Term of Award
Doctor of Public Health in Public Health Leadership (Dr.P.H.)
Document Type and Release Option
Dissertation (open access)
Copyright Statement / License for Reuse
This work is licensed under a Creative Commons Attribution 4.0 License.
Jiann-Ping Hsu College of Public Health
Committee Member 1
Committee Member 2
Non-Voting Committee Member
Fern J. Webb
Housing instability within the New York City (NYC) area significantly affects the community's well-being. As a robust and growing city, many families in the low-income bracket face the challenge of spending a significant portion of their monthly income toward housing costs (rent, utilities, insurance). With families spending 50% (extreme housing burden) and more of their monthly income to stay in their housing units, various disparities have presented themselves within the housing context.
Even before the COVID-19 pandemic in March 2020, families within NYC have struggled to maintain their housing stock. Policy and community-based actions are needed to reduce the burden experienced by low-socioeconomic status households. This study examines the community variables associated with housing burden while analyzing the scope of evictions and legal possessions during COVID-19. Utilizing the social-ecological model as a theoretical framework, the study examines the associations of housing with the livelihood of community residents.
The analysis and results bring awareness of the systems which need modification to maintain affordable housing within the NYC area. In reviewing the ethical considerations and hoping to improve equity, this study identifies the community and federal resources low-income residents can utilize to achieve housing justice.
The results of this study indicate a need for continued holistic reform within the housing sector of NYC. By engaging stakeholders, policy officials, and housing experts, New Yorkers can experience a better and brighter tomorrow by securing safe and stable housing opportunities.

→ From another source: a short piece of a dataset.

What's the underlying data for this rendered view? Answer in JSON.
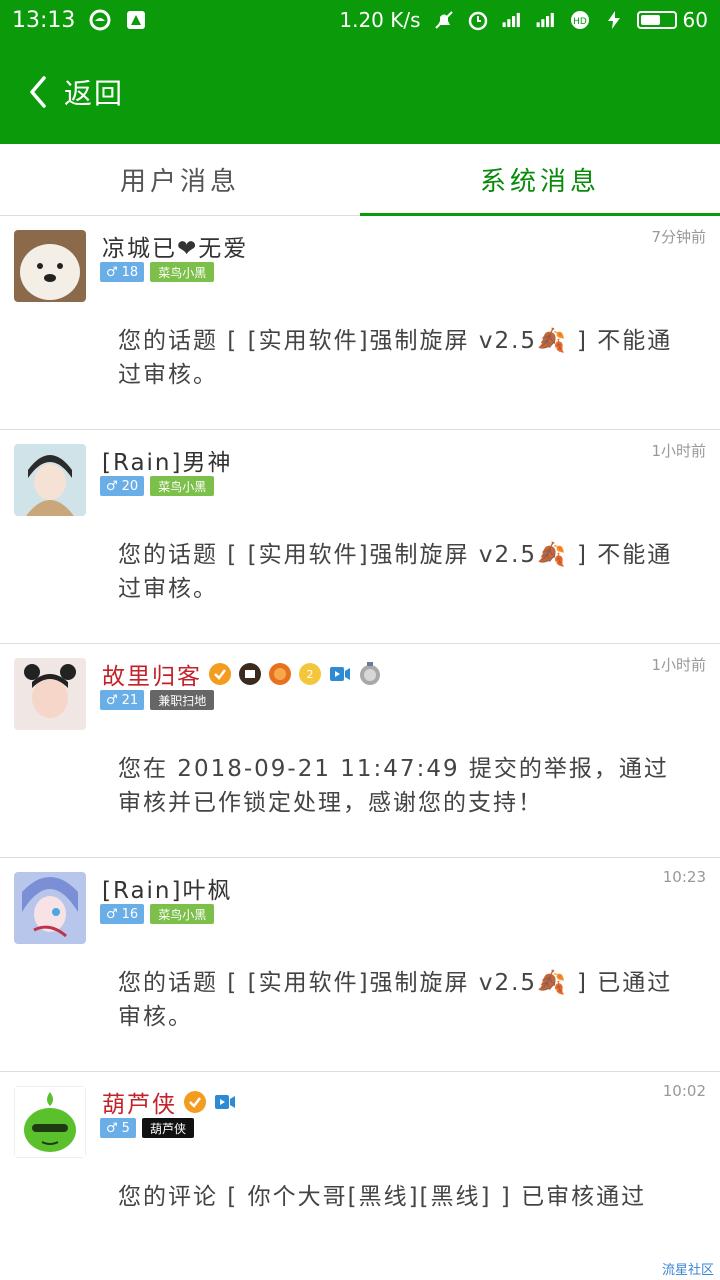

Boateng, Benjamin, "Examining The Nexus of Housing Instability and Neighborhood Within New York City (NYC)" (2023). Electronic Theses and Dissertations. 2577.
Research Data and Supplementary Material